• Available records
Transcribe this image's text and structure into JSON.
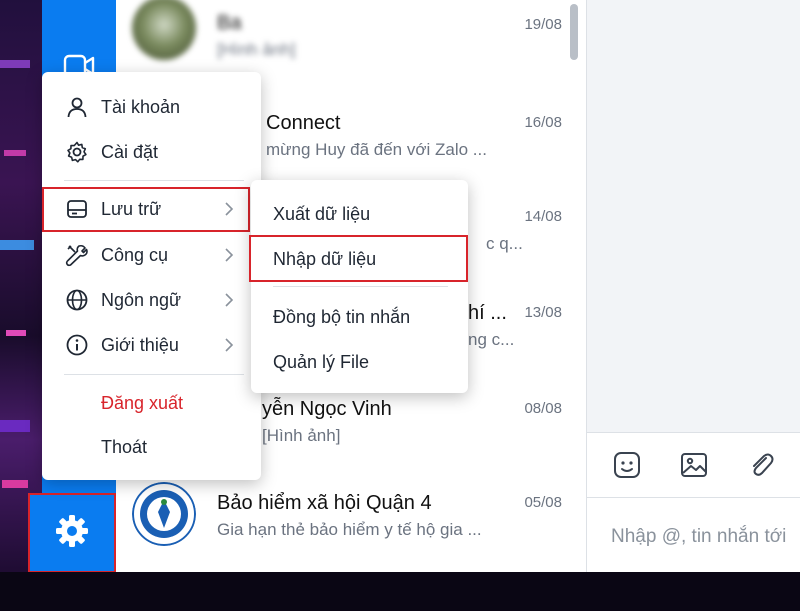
{
  "colors": {
    "accent": "#0a7cf0",
    "highlight": "#d8242b",
    "logout": "#d8242b"
  },
  "nav": {
    "icons": [
      {
        "name": "video-icon"
      }
    ],
    "settings_icon": "gear-icon"
  },
  "conversations": [
    {
      "name": "Ba",
      "preview": "[Hình ảnh]",
      "date": "19/08",
      "blurred": true
    },
    {
      "name": "Connect",
      "preview": "mừng Huy đã đến với Zalo ...",
      "date": "16/08",
      "blurred": false
    },
    {
      "name": "",
      "preview": "c q...",
      "date": "14/08",
      "blurred": false
    },
    {
      "name": "hí ...",
      "preview": "ng c...",
      "date": "13/08",
      "blurred": false
    },
    {
      "name": "yễn Ngọc Vinh",
      "preview": "[Hình ảnh]",
      "date": "08/08",
      "blurred": false
    },
    {
      "name": "Bảo hiểm xã hội Quận 4",
      "preview": "Gia hạn thẻ bảo hiểm y tế hộ gia ...",
      "date": "05/08",
      "blurred": false
    }
  ],
  "main_menu": {
    "account": "Tài khoản",
    "settings": "Cài đặt",
    "storage": "Lưu trữ",
    "tools": "Công cụ",
    "language": "Ngôn ngữ",
    "about": "Giới thiệu",
    "logout": "Đăng xuất",
    "exit": "Thoát"
  },
  "storage_submenu": {
    "export": "Xuất dữ liệu",
    "import": "Nhập dữ liệu",
    "sync": "Đồng bộ tin nhắn",
    "files": "Quản lý File"
  },
  "chat": {
    "input_placeholder": "Nhập @, tin nhắn tới"
  }
}
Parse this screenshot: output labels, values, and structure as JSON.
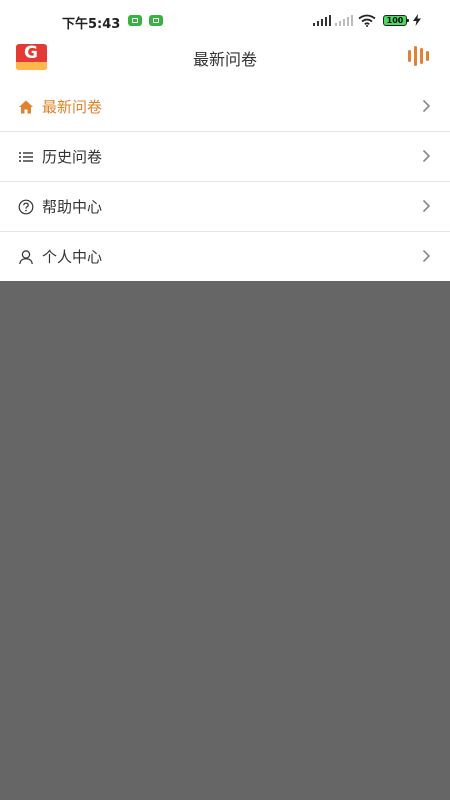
{
  "status_bar": {
    "time": "下午5:43",
    "battery": "100"
  },
  "header": {
    "title": "最新问卷",
    "logo_icon": "app-logo",
    "menu_icon": "menu-bars-icon"
  },
  "menu": {
    "items": [
      {
        "label": "最新问卷",
        "icon": "home-icon",
        "active": true
      },
      {
        "label": "历史问卷",
        "icon": "list-icon",
        "active": false
      },
      {
        "label": "帮助中心",
        "icon": "help-icon",
        "active": false
      },
      {
        "label": "个人中心",
        "icon": "user-icon",
        "active": false
      }
    ]
  },
  "colors": {
    "accent": "#e0822e",
    "overlay": "#666666"
  }
}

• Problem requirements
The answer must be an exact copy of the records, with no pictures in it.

• Answer for the task
Transcribe this image's text and structure into JSON.
{
  "colors": {
    "accent": "#0a7cf0",
    "highlight": "#d8242b",
    "logout": "#d8242b"
  },
  "nav": {
    "icons": [
      {
        "name": "video-icon"
      }
    ],
    "settings_icon": "gear-icon"
  },
  "conversations": [
    {
      "name": "Ba",
      "preview": "[Hình ảnh]",
      "date": "19/08",
      "blurred": true
    },
    {
      "name": "Connect",
      "preview": "mừng Huy đã đến với Zalo ...",
      "date": "16/08",
      "blurred": false
    },
    {
      "name": "",
      "preview": "c q...",
      "date": "14/08",
      "blurred": false
    },
    {
      "name": "hí ...",
      "preview": "ng c...",
      "date": "13/08",
      "blurred": false
    },
    {
      "name": "yễn Ngọc Vinh",
      "preview": "[Hình ảnh]",
      "date": "08/08",
      "blurred": false
    },
    {
      "name": "Bảo hiểm xã hội Quận 4",
      "preview": "Gia hạn thẻ bảo hiểm y tế hộ gia ...",
      "date": "05/08",
      "blurred": false
    }
  ],
  "main_menu": {
    "account": "Tài khoản",
    "settings": "Cài đặt",
    "storage": "Lưu trữ",
    "tools": "Công cụ",
    "language": "Ngôn ngữ",
    "about": "Giới thiệu",
    "logout": "Đăng xuất",
    "exit": "Thoát"
  },
  "storage_submenu": {
    "export": "Xuất dữ liệu",
    "import": "Nhập dữ liệu",
    "sync": "Đồng bộ tin nhắn",
    "files": "Quản lý File"
  },
  "chat": {
    "input_placeholder": "Nhập @, tin nhắn tới"
  }
}
Parse this screenshot: output labels, values, and structure as JSON.
{
  "status_bar": {
    "time": "下午5:43",
    "battery": "100"
  },
  "header": {
    "title": "最新问卷",
    "logo_icon": "app-logo",
    "menu_icon": "menu-bars-icon"
  },
  "menu": {
    "items": [
      {
        "label": "最新问卷",
        "icon": "home-icon",
        "active": true
      },
      {
        "label": "历史问卷",
        "icon": "list-icon",
        "active": false
      },
      {
        "label": "帮助中心",
        "icon": "help-icon",
        "active": false
      },
      {
        "label": "个人中心",
        "icon": "user-icon",
        "active": false
      }
    ]
  },
  "colors": {
    "accent": "#e0822e",
    "overlay": "#666666"
  }
}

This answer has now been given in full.